Records excerpted from a collection:
++++

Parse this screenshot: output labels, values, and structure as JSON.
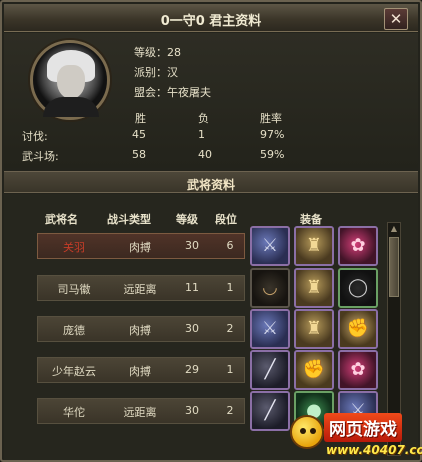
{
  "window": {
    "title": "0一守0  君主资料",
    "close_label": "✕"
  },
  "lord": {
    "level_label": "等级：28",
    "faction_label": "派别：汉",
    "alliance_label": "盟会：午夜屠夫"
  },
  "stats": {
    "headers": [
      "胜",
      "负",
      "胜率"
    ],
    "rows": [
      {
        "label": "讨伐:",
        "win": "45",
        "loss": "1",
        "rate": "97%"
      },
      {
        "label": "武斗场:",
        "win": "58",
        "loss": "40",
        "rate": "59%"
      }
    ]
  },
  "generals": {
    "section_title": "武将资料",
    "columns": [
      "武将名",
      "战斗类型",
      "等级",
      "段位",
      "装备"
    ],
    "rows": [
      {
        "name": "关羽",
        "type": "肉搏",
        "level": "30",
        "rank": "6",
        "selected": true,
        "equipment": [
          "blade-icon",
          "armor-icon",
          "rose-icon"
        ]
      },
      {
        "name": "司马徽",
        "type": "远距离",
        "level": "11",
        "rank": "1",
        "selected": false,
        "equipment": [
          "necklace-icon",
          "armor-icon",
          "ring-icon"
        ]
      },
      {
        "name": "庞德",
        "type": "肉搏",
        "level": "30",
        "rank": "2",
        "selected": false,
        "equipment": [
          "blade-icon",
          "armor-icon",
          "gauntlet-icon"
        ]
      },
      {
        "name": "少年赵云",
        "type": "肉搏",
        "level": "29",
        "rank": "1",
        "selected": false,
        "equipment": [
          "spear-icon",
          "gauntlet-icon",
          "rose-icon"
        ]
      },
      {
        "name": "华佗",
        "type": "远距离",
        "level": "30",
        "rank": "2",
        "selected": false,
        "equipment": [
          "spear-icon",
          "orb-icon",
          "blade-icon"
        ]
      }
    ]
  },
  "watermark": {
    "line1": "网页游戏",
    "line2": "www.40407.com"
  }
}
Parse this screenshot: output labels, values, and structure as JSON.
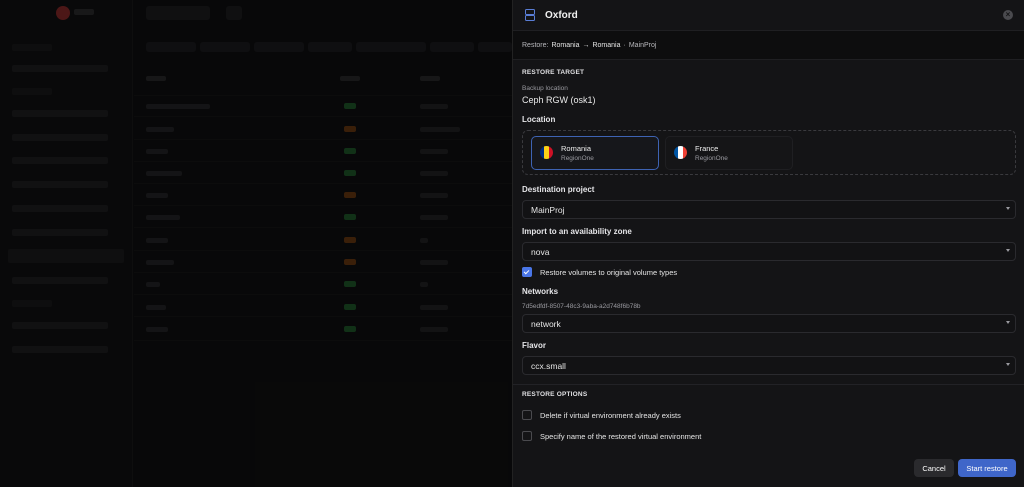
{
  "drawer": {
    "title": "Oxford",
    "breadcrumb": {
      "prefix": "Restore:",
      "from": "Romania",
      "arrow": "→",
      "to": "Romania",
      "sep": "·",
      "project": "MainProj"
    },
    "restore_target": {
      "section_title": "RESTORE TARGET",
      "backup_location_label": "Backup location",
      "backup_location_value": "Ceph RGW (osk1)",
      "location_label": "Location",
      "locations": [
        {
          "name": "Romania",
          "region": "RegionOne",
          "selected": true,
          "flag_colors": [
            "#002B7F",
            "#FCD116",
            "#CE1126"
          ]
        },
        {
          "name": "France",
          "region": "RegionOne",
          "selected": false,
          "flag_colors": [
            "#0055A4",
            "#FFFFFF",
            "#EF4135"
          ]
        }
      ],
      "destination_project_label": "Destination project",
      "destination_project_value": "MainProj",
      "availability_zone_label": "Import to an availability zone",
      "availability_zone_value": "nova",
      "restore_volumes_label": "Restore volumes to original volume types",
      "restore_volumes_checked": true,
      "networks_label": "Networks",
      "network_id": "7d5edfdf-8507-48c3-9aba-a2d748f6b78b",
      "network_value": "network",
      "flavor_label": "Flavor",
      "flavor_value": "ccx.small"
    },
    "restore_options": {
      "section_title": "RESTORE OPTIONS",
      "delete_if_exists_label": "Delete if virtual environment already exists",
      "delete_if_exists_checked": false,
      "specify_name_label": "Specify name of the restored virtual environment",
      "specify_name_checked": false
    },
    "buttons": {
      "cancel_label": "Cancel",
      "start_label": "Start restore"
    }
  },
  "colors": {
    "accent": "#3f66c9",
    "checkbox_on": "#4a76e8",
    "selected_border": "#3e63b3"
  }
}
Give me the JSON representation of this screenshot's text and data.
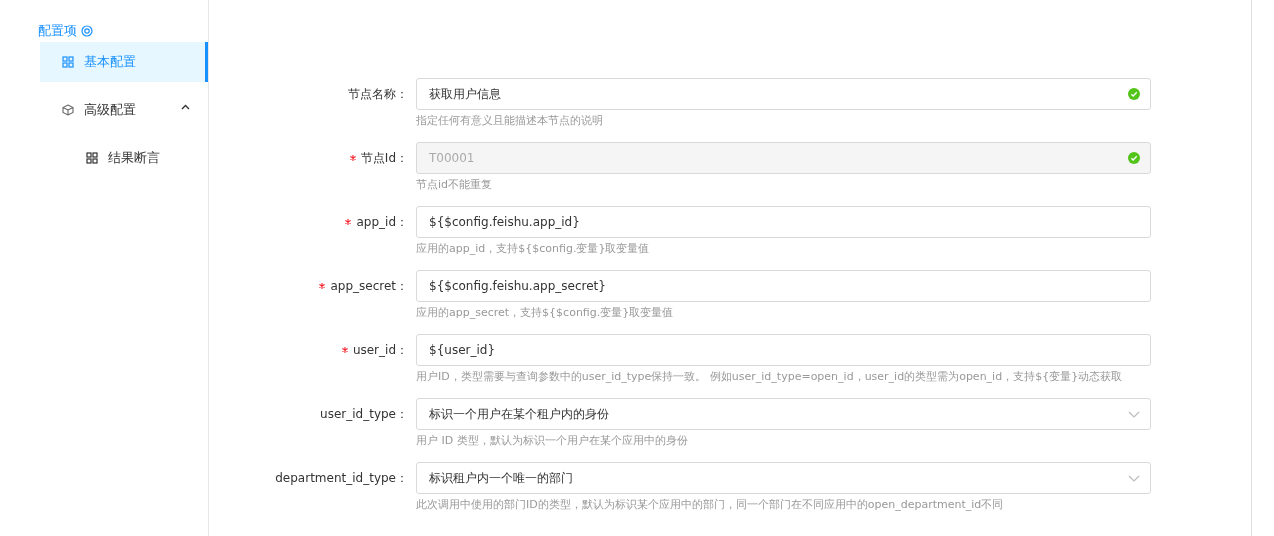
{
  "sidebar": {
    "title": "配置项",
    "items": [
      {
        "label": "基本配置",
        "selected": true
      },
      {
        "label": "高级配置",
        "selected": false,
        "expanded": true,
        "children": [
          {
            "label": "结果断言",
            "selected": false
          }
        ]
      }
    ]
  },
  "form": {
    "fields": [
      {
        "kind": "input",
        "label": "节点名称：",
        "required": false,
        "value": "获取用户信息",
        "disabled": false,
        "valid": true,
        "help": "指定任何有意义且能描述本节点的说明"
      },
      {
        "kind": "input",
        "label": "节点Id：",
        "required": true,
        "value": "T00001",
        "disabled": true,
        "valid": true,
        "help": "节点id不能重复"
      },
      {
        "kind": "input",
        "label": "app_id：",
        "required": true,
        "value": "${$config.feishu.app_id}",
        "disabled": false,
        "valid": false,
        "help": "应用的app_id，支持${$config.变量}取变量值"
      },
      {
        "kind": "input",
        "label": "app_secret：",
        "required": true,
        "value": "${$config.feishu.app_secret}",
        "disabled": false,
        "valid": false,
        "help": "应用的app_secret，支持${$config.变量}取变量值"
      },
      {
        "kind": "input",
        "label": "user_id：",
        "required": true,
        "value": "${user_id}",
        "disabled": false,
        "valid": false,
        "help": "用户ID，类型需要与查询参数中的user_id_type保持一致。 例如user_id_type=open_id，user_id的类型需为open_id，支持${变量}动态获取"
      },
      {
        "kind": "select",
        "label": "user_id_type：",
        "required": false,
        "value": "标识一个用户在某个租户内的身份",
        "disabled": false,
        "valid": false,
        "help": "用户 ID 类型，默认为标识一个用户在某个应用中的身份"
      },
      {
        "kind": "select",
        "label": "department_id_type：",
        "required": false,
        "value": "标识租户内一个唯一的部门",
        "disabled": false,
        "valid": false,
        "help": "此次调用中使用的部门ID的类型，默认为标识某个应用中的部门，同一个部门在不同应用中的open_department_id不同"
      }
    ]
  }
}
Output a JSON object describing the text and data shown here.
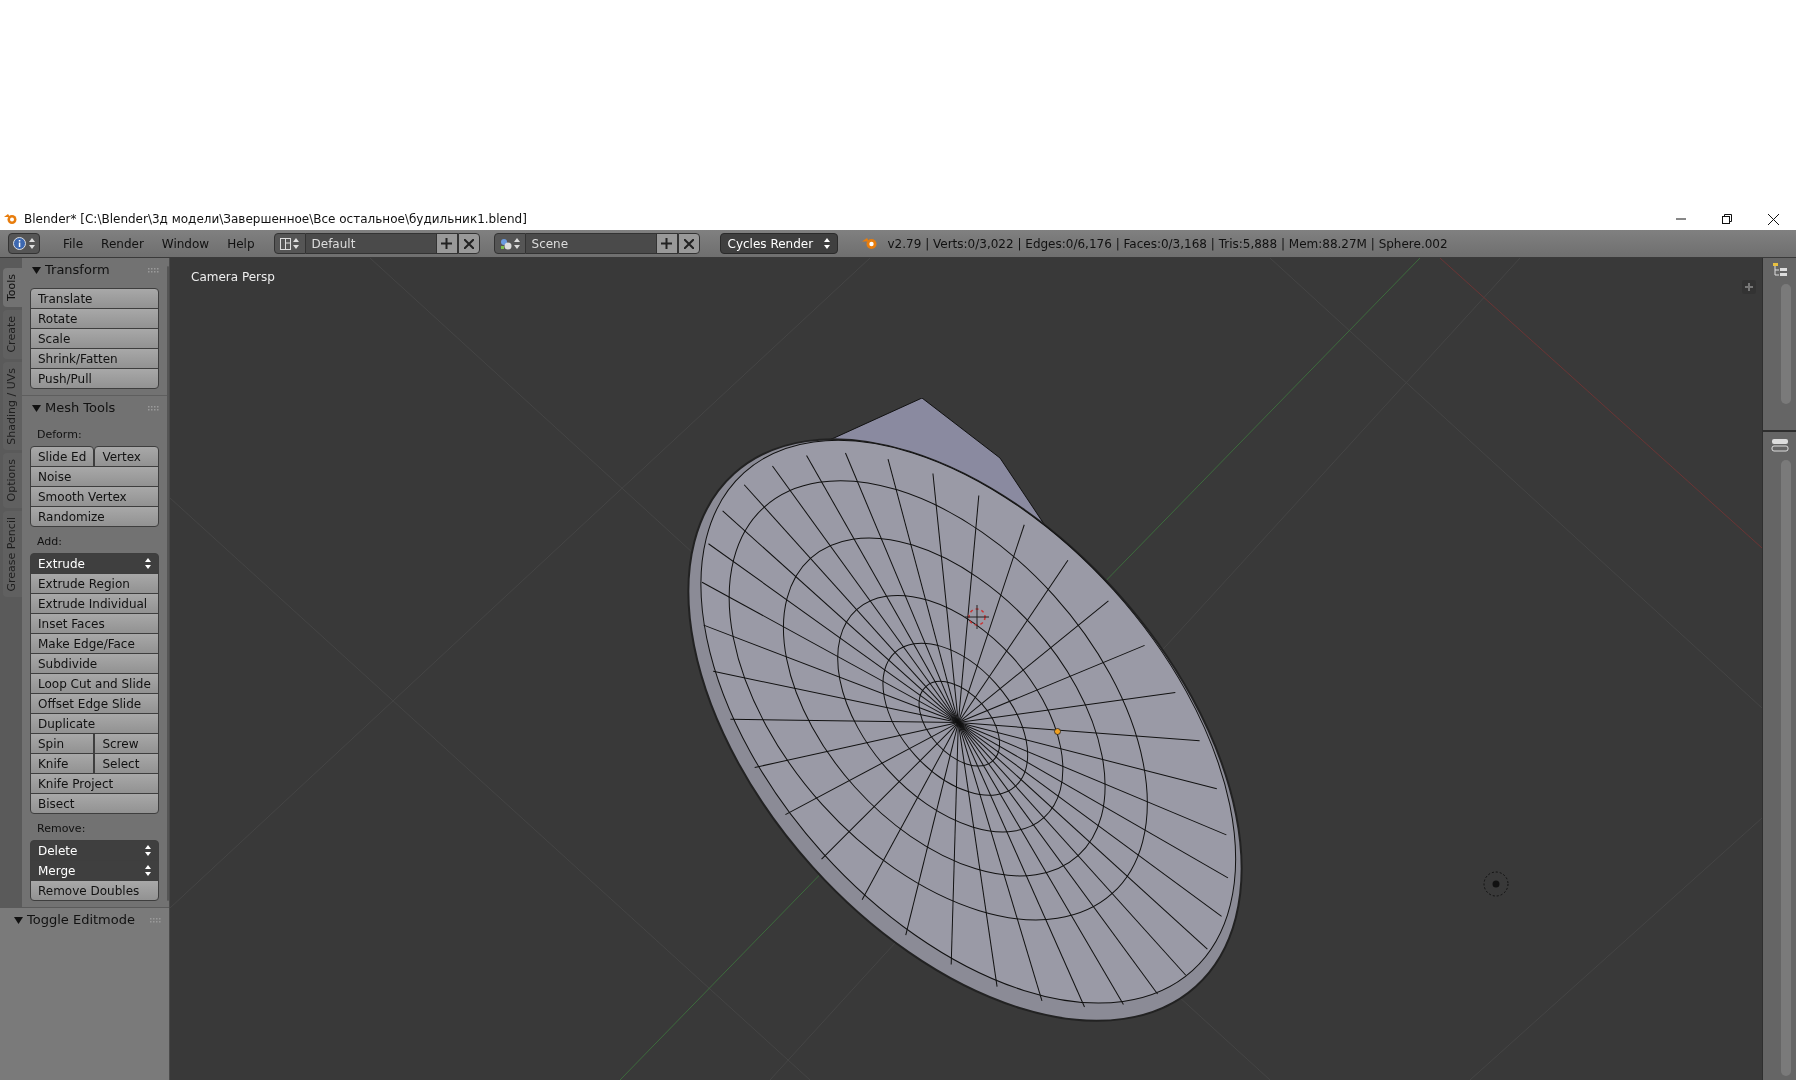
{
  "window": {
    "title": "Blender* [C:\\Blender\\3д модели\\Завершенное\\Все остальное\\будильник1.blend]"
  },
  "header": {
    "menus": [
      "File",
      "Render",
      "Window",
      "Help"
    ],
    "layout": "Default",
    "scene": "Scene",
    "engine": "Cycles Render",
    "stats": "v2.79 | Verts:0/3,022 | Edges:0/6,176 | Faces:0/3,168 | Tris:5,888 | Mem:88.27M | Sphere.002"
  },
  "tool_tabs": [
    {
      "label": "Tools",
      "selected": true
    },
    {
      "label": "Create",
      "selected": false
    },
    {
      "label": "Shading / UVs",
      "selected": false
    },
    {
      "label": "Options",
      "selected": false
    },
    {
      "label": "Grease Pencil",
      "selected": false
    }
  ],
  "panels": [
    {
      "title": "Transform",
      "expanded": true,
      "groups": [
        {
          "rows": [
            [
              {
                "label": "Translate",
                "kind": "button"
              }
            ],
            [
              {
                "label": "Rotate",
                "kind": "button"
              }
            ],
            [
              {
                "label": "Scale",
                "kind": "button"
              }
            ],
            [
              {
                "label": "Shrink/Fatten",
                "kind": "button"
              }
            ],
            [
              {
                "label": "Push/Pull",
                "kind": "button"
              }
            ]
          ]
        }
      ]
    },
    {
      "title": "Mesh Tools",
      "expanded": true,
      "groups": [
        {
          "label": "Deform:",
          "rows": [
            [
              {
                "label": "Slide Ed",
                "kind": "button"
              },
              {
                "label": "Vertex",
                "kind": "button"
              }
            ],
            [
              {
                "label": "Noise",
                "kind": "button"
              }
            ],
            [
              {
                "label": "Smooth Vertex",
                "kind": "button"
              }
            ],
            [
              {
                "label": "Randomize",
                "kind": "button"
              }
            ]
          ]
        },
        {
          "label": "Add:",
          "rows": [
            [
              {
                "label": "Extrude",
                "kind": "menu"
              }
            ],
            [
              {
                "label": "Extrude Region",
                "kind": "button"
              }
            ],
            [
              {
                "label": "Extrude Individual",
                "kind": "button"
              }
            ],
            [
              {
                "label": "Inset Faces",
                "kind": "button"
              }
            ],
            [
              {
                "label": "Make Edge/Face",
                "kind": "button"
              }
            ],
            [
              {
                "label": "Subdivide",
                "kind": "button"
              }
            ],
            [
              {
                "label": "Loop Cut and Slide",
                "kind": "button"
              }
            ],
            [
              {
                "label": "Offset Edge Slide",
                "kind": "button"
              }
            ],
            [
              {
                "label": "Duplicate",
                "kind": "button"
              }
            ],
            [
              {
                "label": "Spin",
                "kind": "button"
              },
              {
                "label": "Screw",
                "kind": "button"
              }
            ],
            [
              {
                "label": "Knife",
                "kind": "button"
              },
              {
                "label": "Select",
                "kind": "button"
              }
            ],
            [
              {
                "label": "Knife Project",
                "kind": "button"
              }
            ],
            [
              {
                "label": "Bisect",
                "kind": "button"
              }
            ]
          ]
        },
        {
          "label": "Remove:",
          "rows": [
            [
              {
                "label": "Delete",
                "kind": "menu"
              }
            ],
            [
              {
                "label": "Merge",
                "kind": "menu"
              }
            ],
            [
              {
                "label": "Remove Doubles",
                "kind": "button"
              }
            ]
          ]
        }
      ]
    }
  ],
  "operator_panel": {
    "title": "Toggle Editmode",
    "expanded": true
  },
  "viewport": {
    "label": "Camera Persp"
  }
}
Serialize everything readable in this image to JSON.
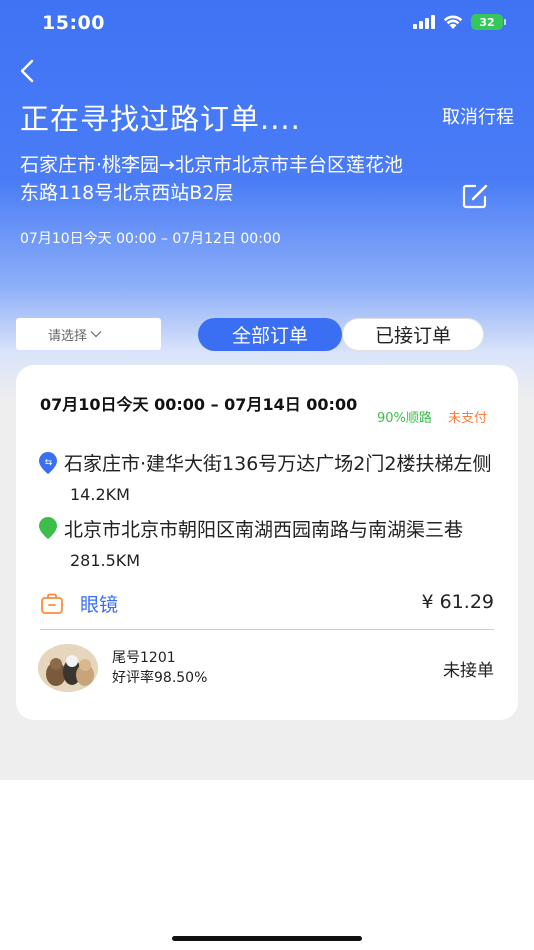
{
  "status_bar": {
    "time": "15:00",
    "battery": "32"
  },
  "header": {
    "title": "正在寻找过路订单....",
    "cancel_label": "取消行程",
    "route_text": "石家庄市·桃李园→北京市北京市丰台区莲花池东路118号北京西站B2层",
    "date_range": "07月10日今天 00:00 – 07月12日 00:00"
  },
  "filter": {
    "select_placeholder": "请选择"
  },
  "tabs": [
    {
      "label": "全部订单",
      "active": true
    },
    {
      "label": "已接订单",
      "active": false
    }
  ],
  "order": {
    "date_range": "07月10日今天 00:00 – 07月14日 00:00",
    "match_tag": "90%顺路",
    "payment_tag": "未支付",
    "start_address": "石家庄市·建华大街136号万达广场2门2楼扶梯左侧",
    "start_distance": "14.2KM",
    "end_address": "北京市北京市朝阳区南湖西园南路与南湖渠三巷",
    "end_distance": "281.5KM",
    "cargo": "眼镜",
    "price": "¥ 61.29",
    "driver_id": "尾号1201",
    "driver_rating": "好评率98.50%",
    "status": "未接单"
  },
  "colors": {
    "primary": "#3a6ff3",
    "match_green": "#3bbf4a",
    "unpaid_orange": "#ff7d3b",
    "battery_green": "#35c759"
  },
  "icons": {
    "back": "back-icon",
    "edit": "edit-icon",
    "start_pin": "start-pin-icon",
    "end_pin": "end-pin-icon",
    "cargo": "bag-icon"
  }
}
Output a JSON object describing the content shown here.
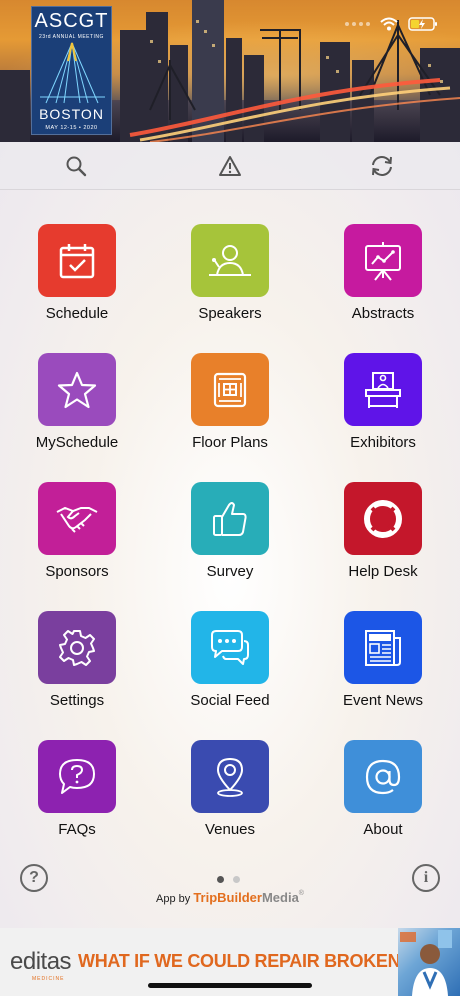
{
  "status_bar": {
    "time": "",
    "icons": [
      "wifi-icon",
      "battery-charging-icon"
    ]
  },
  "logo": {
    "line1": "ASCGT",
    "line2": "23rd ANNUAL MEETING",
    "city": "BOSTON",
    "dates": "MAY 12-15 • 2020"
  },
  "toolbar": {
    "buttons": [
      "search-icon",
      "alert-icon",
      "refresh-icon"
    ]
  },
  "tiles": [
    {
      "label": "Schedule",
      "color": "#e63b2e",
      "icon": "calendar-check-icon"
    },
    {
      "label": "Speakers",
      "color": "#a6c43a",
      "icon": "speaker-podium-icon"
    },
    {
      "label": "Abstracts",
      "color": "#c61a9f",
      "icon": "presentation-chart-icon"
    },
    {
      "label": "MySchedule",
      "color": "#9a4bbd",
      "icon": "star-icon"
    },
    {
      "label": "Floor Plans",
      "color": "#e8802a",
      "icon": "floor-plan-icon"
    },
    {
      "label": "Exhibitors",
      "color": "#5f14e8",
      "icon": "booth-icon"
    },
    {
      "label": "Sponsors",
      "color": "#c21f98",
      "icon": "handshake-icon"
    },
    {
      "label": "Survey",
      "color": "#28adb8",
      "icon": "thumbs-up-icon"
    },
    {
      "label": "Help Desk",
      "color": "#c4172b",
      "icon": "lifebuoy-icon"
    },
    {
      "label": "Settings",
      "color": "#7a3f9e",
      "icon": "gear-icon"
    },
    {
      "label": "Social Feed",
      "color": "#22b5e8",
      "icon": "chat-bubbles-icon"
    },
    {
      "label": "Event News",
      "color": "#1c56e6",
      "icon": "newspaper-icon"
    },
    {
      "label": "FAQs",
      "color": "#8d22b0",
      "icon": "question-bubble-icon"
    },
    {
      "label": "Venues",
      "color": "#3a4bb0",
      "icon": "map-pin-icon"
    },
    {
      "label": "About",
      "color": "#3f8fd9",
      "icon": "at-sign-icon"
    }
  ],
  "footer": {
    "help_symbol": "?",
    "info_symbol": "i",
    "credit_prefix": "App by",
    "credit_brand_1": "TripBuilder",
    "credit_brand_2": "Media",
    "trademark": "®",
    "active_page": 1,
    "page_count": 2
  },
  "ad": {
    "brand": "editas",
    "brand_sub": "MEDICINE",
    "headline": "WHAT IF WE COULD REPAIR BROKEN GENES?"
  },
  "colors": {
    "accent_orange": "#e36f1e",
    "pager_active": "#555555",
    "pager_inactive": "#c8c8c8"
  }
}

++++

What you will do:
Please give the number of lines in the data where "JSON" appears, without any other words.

Your response:
6